The Tragedy of the Bourgeois Parties
In addition to this support from large sectors of the bourgeoisie, there is the tragedy that was staged by the bourgeoisie’s political representatives. Prior to 30 January, the bourgeois parties—the Centre Party, the Bavarian People’s Party, the German State Party, and assorted minor parties—had already contributed to the rise of the Nazi Party with their failed attempts to combat the economic crisis. The high point of their failure, however, came in the weeks immediately after Hitler’s government took office. All illusions about von Papen helping to “integrate” the Nazis rapidly fell away, as Hitler wasted no time transforming German democracy into a dictatorship. On 4 February the “Decree of the Reich President for the Protection of the German People” massively restricted freedom of assembly and the freedom of the press, and on 28 February, one day after the Reichstag fire, the “Decree of the Reich President for the Protection of the People and the State” suspended fundamental rights. The persecution of Communists, including members of parliament, also began immediately after 30 January.
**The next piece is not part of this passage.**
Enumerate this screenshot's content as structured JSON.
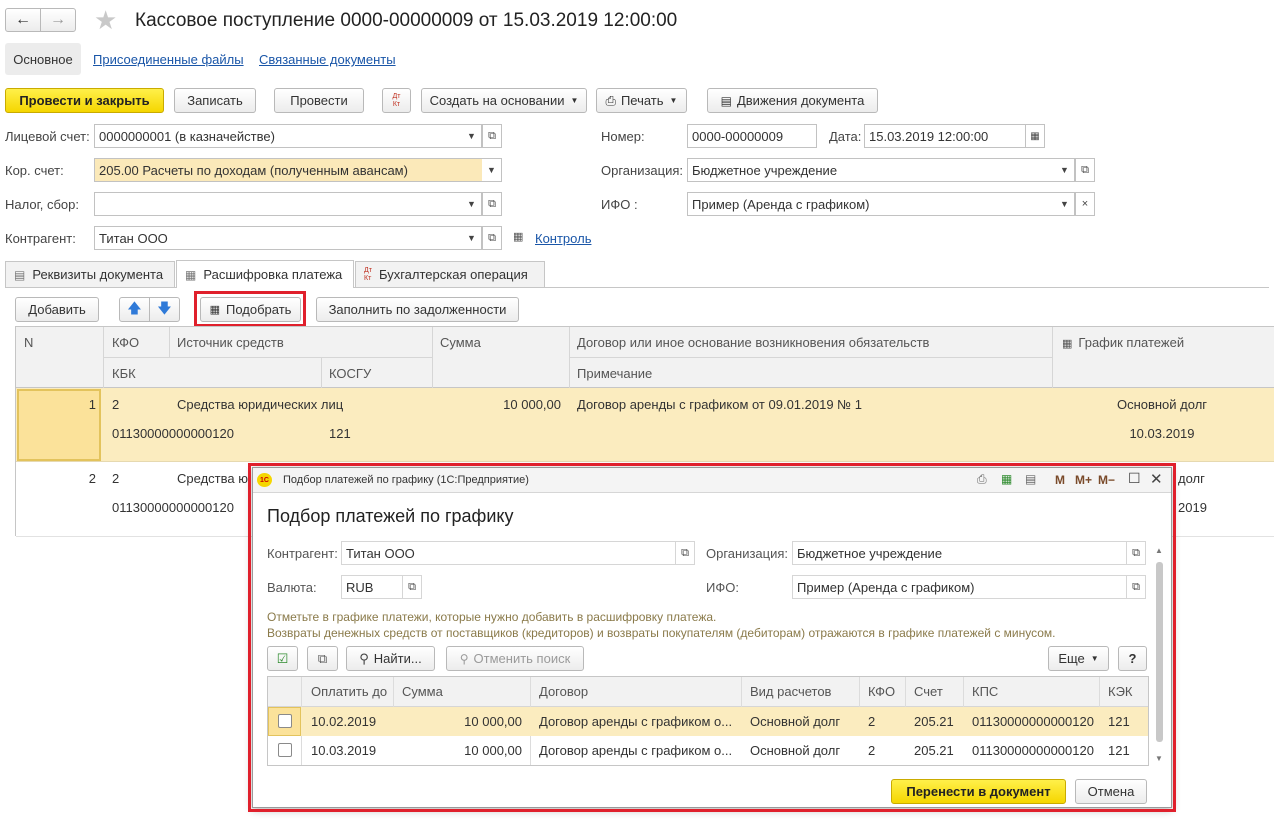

Yet barely a word of protest was heard from the bourgeois parties. On the contrary. After a new round of national elections on 5 March—in which the Nazi Party fell well short of an absolute majority, despite massive electoral manipulation in the lead-up—Hitler finally tabled a “Law to Remedy the Distress of People and Reich”, the so-called Enabling Act, stipulating that the government could pass laws without parliamentary approval even if they deviated from the constitution. The political representatives of the bourgeoisie were now decisive, since a two-thirds majority was required to pass the act; a majority that was in no way guaranteed, despite the fact that all representatives from the KPD and a number from the SPD had been arrested or fled. But while the remaining SPD representatives unanimously voted against the Enabling Act, there was not a single vote against the Act from the Centre Party, the Bavarian People’s Party, or the German State Party (whose delegates included Theodor Heuss, the later President of the Federal Republic). They all voted for the self-abolition of democracy and the establishment of the Nazi dictatorship.
Just one week later, on 1 April, the Nazi Party organized a boycott of Jewish businesses; and the following week, the cabinet passed the “Law for the Restoration of the Professional Civil Service”, the purpose of which was to remove Jews and political opponents from positions in the civil service.
The centre had completely failed to defend democracy. In other words: the Weimar Republic was not destroyed by “extremists from the right and the left”. Rather, its grave was dug by Nazi fascists and the old elites, and the support that these groups received from large sections of the bourgeoisie—support which was initially crucial for the consolidation of Nazi rule. Today’s “parties of the centre” should keep these facts in mind when confronting the rise of the radical right in Germany and Europe.